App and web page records
+ + + +
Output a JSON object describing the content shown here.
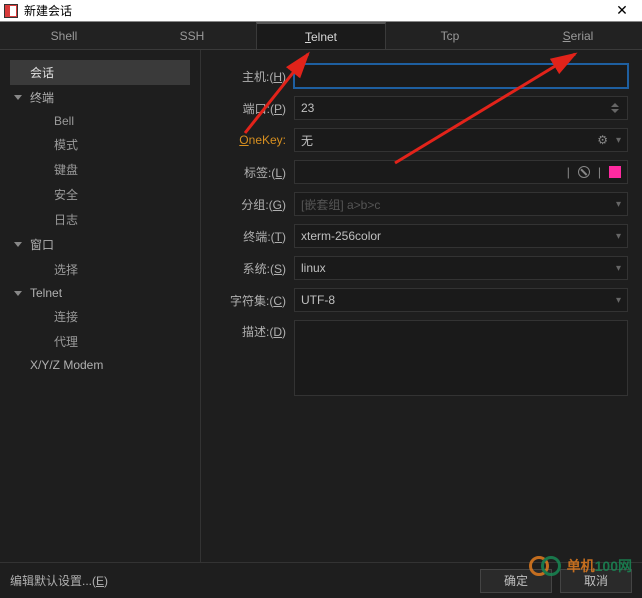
{
  "title": "新建会话",
  "tabs": [
    "Shell",
    "SSH",
    "Telnet",
    "Tcp",
    "Serial"
  ],
  "tabs_ul_index": {
    "2": "T",
    "4": "S"
  },
  "active_tab": 2,
  "sidebar": {
    "session": "会话",
    "groups": [
      {
        "label": "终端",
        "items": [
          "Bell",
          "模式",
          "键盘",
          "安全",
          "日志"
        ]
      },
      {
        "label": "窗口",
        "items": [
          "选择"
        ]
      },
      {
        "label": "Telnet",
        "items": [
          "连接",
          "代理"
        ]
      }
    ],
    "last": "X/Y/Z Modem"
  },
  "form": {
    "host_label_pre": "主机",
    "host_label_ul": "H",
    "host": "",
    "port_label_pre": "端口",
    "port_label_ul": "P",
    "port": "23",
    "onekey_label": "OneKey",
    "onekey": "无",
    "tag_label_pre": "标签",
    "tag_label_ul": "L",
    "tag": "",
    "group_label_pre": "分组",
    "group_label_ul": "G",
    "group_placeholder": "[嵌套组] a>b>c",
    "term_label_pre": "终端",
    "term_label_ul": "T",
    "term": "xterm-256color",
    "sys_label_pre": "系统",
    "sys_label_ul": "S",
    "sys": "linux",
    "charset_label_pre": "字符集",
    "charset_label_ul": "C",
    "charset": "UTF-8",
    "desc_label_pre": "描述",
    "desc_label_ul": "D",
    "desc": ""
  },
  "bottom": {
    "editdef_pre": "编辑默认设置...(",
    "editdef_ul": "E",
    "editdef_post": ")",
    "ok": "确定",
    "cancel": "取消"
  },
  "watermark": {
    "a": "单机",
    "b": "100网"
  }
}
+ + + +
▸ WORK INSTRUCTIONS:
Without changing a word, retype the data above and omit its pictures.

▸ EXERCISE RESPONSE:
Output a JSON object describing the content shown here.
{
  "title": "新建会话",
  "tabs": [
    "Shell",
    "SSH",
    "Telnet",
    "Tcp",
    "Serial"
  ],
  "tabs_ul_index": {
    "2": "T",
    "4": "S"
  },
  "active_tab": 2,
  "sidebar": {
    "session": "会话",
    "groups": [
      {
        "label": "终端",
        "items": [
          "Bell",
          "模式",
          "键盘",
          "安全",
          "日志"
        ]
      },
      {
        "label": "窗口",
        "items": [
          "选择"
        ]
      },
      {
        "label": "Telnet",
        "items": [
          "连接",
          "代理"
        ]
      }
    ],
    "last": "X/Y/Z Modem"
  },
  "form": {
    "host_label_pre": "主机",
    "host_label_ul": "H",
    "host": "",
    "port_label_pre": "端口",
    "port_label_ul": "P",
    "port": "23",
    "onekey_label": "OneKey",
    "onekey": "无",
    "tag_label_pre": "标签",
    "tag_label_ul": "L",
    "tag": "",
    "group_label_pre": "分组",
    "group_label_ul": "G",
    "group_placeholder": "[嵌套组] a>b>c",
    "term_label_pre": "终端",
    "term_label_ul": "T",
    "term": "xterm-256color",
    "sys_label_pre": "系统",
    "sys_label_ul": "S",
    "sys": "linux",
    "charset_label_pre": "字符集",
    "charset_label_ul": "C",
    "charset": "UTF-8",
    "desc_label_pre": "描述",
    "desc_label_ul": "D",
    "desc": ""
  },
  "bottom": {
    "editdef_pre": "编辑默认设置...(",
    "editdef_ul": "E",
    "editdef_post": ")",
    "ok": "确定",
    "cancel": "取消"
  },
  "watermark": {
    "a": "单机",
    "b": "100网"
  }
}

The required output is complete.